Q. I’m considering an early retirement from USPS. I currently have health insurance that costs me approximately $370 per month. It looks to me like I can actually get comparable coverage through the Obamacare site for less than my contribution to my current health insurance plan based on my projected income after retirement. Would I be eligible to receive the discounted health plan from the new government program? I know that I’m not eligible to participate now as an employee of USPS because my employer provides health coverage. After retirement, I can continue to receive health benefits through USPS but…
Q. I have been CSRS with no broken service since 1978. I worked a few part time jobs when I was young, so I have only a few quarters of Social Security. When I turn 65 in a few years, I want to sign up for Medicare Part A and B. I know I will have to pay for Part B, but will my 36 years of CSRS be enough for me to get free Medicare Part A?
Q. I worked for the federal government for 18 years under the FERS plan. I was enrolled in the FEHB program for the entire length of my employment. I resigned in my 40s. I am now 57 and have been rehired as a government employee, and I have enrolled in the FEHB program once again. I am past my minimum retirement age at this point.
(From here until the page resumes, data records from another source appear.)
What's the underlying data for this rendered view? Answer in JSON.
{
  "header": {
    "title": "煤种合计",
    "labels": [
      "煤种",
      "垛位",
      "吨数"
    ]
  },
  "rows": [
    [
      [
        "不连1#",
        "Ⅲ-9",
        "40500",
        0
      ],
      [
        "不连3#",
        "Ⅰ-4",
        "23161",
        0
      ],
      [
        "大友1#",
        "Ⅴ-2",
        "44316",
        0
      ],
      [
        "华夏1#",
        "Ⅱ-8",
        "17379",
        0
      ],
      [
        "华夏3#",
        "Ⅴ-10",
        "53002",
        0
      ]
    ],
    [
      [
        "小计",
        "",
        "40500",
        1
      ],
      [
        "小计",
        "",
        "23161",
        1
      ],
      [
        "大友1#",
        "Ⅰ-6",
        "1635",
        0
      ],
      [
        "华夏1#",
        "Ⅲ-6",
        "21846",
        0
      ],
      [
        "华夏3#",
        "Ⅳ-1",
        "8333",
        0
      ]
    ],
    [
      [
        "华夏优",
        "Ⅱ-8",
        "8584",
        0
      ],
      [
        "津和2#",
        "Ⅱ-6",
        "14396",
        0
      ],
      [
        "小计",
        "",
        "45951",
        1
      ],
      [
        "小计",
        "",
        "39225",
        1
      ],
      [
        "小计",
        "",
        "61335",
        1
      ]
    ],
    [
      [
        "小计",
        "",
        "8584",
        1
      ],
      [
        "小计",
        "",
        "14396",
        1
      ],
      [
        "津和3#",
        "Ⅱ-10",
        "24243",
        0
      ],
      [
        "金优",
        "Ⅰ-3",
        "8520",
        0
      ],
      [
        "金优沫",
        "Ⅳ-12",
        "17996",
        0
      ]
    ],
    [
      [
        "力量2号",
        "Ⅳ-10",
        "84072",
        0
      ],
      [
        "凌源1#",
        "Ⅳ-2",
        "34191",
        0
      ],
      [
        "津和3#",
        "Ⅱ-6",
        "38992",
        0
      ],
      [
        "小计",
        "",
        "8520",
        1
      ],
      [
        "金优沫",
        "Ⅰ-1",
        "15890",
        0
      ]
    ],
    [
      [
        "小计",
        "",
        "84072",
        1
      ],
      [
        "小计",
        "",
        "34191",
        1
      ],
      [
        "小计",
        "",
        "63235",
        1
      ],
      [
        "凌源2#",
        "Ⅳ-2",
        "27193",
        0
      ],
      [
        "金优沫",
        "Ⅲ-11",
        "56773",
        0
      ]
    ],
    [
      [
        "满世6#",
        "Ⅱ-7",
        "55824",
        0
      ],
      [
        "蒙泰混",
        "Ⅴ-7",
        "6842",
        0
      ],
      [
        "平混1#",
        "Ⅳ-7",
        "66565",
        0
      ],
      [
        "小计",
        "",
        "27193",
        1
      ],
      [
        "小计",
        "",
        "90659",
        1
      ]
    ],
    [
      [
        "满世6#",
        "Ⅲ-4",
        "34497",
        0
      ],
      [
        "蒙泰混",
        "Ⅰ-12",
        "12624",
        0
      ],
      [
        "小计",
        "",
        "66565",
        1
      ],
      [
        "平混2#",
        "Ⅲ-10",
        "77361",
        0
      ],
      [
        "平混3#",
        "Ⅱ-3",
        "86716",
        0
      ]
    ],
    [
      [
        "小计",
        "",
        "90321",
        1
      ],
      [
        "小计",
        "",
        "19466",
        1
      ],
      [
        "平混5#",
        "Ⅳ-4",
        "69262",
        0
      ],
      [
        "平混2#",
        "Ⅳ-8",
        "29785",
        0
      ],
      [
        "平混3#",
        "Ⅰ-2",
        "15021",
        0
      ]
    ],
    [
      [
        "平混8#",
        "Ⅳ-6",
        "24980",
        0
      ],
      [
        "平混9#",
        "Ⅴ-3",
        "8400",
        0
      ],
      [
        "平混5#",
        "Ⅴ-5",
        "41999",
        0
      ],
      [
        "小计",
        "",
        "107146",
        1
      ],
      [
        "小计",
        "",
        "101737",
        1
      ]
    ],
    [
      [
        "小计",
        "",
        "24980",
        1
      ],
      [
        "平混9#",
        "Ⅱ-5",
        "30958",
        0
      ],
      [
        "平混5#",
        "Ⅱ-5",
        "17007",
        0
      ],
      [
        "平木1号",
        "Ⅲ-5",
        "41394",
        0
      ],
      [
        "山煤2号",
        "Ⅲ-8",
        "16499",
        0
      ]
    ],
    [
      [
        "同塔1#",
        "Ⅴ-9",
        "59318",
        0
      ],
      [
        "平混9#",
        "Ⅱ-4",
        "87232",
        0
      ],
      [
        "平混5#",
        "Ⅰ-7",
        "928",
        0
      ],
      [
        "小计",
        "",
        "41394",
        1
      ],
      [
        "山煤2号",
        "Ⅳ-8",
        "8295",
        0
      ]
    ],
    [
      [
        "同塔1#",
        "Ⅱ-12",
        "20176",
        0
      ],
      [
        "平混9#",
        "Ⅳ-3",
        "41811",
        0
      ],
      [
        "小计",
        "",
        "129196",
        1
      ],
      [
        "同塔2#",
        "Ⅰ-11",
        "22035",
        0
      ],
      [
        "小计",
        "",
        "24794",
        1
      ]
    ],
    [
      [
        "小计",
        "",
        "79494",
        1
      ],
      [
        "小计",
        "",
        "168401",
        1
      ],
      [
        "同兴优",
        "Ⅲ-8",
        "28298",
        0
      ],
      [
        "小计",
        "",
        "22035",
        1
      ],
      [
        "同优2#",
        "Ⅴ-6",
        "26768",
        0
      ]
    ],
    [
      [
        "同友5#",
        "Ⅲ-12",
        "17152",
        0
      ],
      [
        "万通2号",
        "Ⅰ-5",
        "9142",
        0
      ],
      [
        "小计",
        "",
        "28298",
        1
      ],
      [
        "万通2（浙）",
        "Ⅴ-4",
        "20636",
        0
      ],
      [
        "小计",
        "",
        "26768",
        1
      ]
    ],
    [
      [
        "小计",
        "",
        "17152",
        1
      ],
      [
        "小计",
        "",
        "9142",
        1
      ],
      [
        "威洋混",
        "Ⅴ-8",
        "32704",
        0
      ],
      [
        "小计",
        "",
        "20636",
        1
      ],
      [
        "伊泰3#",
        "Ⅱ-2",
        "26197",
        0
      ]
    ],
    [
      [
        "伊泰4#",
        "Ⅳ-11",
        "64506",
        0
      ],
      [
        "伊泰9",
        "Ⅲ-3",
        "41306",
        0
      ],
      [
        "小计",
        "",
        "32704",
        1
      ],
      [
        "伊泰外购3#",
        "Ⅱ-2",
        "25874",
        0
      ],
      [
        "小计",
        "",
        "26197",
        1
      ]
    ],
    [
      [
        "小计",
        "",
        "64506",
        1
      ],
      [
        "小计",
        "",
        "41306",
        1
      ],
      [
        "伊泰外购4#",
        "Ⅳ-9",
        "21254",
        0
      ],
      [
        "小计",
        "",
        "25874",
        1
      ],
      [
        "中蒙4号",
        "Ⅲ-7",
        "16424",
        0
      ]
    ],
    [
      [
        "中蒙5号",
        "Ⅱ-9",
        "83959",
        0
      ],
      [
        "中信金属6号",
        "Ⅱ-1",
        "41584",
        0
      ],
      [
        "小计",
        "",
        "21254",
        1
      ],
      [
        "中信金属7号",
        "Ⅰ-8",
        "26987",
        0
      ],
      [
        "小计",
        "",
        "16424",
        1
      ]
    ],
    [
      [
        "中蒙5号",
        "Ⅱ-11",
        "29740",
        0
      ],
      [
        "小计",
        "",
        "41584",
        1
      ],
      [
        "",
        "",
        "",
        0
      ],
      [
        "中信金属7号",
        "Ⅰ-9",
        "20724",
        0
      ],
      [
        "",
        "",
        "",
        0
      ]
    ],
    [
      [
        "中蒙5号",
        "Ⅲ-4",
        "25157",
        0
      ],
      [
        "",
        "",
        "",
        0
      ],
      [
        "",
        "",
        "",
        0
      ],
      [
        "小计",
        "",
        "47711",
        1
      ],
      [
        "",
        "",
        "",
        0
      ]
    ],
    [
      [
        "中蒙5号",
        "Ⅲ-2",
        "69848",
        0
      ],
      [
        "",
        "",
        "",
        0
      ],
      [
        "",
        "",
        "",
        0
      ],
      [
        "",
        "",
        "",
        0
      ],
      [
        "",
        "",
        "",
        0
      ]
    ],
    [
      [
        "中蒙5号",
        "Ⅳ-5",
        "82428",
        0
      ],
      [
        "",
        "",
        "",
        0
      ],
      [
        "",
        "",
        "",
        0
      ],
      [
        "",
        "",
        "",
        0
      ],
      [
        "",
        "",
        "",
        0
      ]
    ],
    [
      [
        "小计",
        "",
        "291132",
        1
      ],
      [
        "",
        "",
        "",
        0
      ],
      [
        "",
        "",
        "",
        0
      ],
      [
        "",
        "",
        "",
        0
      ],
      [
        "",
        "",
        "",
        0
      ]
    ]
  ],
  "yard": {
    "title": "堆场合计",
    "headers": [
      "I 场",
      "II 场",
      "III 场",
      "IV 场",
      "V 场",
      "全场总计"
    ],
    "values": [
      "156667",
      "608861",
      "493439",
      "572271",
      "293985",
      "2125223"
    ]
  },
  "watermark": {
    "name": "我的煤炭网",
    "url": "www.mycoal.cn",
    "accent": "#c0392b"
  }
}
If I retire in the next few years, am I eligible to keep my health benefits even though I will not have worked five years since I was re-employed?
Q. I am a rural carrier under FERS. I am 58 with 22 years. If I defer my pension until 60 to keep from getting the 5 percent-per-year penalty under 62, can I still get my health insurance now?
Q. I am 59 years old with 23 years of service and six months with VISTA in 1978. My wife (56 years old, and a Washington state employee) and I are covered by Federal Employees Health Benefits. If I retire at 62 with 26 years of service, will I be eligible for FEHB coverage?
Q. I was a tenured foreign service officer. I have nine years of creditable service. I voluntarily left the Foreign Commercial Service after multiple posts. I left in August 2010 with excellent reviews and under great conditions and awards. I was 54 when I left the service to join a private company. I am now 58. I would like to apply for retirement benefits to qualify for Federal Employees Health Benefits for myself and to gain any other benefits from the pension. Can you help me to understand what I may be eligible for and when I could apply?
Q. I was a federal employee and I paid into the federal Blue Cross/Blue Shield system for more than five years. I am on my husband’s federal BCBS program. Am I eligible to sign up for my own insurance if necessary?
Q. For the past 20+ years, I have held term appointments with several federal government commissions and boards in the D.C. area. Naturally, I have experienced several breaks in my service. Will the gaps in my employment make me ineligible for federal employee health benefits upon retirement? And, if I am considered ineligible, is there a possibility that a waiver can be obtained through the Office of Personnel Management? I was told I need to carry health insurance at least five years prior to retirement, but have not received an official answer from my human resources office about my personal…
Q. My son-in-law is in his early 40s and is thinking about resigning after working full time for approximately 13 years. Is he entitled to any benefits such as health insurance, or partial retirement pay? Would the above answer in any way be altered if he continued to work part time?
Q. I am a 53-year-old federal employee with 28 years of service. If I am downsized or affected by a reduction in force, what is the age when I can collect my annuity? As importantly, I have been told by a federal certified retirement planner that because I am over 50 and have more than 25 years of service, when I become eligible to collect my annuity, I may also rejoin the Federal Employees Health Benefits program. Can you confirm that?